Asbury math and science students land impressive internships
Published 11:21 am Thursday, May 23, 2019
From staff reports
As final exams and graduation ceremonies are wrapping up at colleges and universities across the country, many college students head out for a summer of fun, travel or relaxing at home.
But summer break will look at little different for Asbury University math and science majors who are spending their vacations in a variety of impressive research internships across the country.
This year, 23 students from the school of science, health and mathematics will serve as research interns for companies such as Avanti Lipids, the United States Air Force, Smith’s Lake, Proactive Worldwide, Eppley and more.
“Given the size of a school like Asbury and the overall number of STEM majors, it is pretty remarkable to have 23 of our students participating in undergraduate research experiences this summer,” said Dr. Vins Sutlive, dean of the school of science, h0ealth and mathematics. “This reflects not only on the quality of our students, but the dedication of our faculty who have encouraged our students to seek these co-curricular opportunities.”
Students will be interning in states including Kentucky, Ohio, Pennsylvania, Oklahoma, Texas, Tennessee and Virginia. These opportunities include several highly competitive research experiences sponsored by the National Science Foundation.
Several students will stay on campus to do research for Avanti Lipids, Fisher Tropsch Research, Eppley and Proactive Worldwide.
In addition to the 23 students embarking on research experiences this summer, seven school of science, health and mathematics students who graduated this May will be entering medical or graduate school programs in the fall; while, several others have already received and accepted job offers.
Alexis Ruffing is looking forward to working with Dr. Francesc Marti in his lab at the Department of Surgery at University of Kentucky’s College of Medicine. Ruffing will assist Marti in researching the role of Regulatory T Cells in transplantation, specifically renal transplants.
“It feels very rewarding to have this opportunity,” Ruffing said. “It is a great privilege to be a part of research with such great potential to impact people around the world. Transplant rejection is a very real issue in health care today and it is a blessing to be able to be a part of advances in this field.”

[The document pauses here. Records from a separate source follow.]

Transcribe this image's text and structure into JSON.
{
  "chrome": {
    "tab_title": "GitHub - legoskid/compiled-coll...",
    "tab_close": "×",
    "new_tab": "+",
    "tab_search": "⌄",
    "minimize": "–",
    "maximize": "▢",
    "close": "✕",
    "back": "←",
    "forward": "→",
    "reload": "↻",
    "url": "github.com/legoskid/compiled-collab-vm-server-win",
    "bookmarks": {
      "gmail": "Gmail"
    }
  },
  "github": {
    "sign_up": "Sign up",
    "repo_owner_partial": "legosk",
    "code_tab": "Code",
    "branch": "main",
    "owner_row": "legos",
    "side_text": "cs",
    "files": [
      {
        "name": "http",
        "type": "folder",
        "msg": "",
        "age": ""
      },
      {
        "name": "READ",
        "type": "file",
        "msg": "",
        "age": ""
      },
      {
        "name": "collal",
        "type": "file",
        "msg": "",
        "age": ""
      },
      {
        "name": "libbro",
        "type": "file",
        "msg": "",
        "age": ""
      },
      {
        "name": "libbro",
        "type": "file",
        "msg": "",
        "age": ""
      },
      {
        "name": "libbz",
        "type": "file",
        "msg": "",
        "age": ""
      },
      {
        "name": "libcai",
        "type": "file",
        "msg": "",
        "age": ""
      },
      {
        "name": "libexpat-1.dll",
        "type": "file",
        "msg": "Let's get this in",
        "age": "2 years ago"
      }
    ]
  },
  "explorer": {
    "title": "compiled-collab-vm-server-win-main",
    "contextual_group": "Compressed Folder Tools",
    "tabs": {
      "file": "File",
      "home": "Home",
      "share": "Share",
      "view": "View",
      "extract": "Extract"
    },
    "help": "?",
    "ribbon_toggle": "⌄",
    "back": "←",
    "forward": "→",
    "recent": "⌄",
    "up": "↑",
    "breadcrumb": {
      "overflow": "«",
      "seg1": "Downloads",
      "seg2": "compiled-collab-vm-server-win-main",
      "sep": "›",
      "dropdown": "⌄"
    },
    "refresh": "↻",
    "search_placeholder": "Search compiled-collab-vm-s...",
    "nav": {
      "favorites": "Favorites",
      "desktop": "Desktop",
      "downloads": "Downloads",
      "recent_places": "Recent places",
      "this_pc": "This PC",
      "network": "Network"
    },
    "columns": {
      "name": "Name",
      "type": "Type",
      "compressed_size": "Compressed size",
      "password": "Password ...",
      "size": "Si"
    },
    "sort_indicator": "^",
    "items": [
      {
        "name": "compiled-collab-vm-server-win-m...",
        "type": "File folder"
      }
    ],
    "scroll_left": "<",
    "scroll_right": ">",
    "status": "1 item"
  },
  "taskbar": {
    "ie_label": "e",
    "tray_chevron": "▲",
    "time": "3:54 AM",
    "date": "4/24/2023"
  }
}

Engler, who will be working with Dr. Wilson Shafer on the Eppley CO2 utilization research on Asbury’s campus, solidified his research internship after taking a class with Shafer which later evolved into a volunteer opportunity and now, the work he’ll be doing this summer. The research will focus on urban air purification.
“The research involves utilizing algae bio reactors to reduce carbon dioxide emission, as well as analyzing data from the reactors to build a model for algae growth in our specific system,” Engler said. “The project is currently open-ended with the first application being to build a working outdoor algae system that could be placed in urban areas.”
For Engler, the unique hands-on work experience is irreplaceable and he’s thankful for the many connections and opportunities he’s come across through Asbury.
“I really appreciate the opportunity to be involved in this research,” Engler said. “Classroom learning is important, but for any line of work, nothing replaces hands on experience. It’s a chance to learn research work and get a taste of what I might be doing with my major.”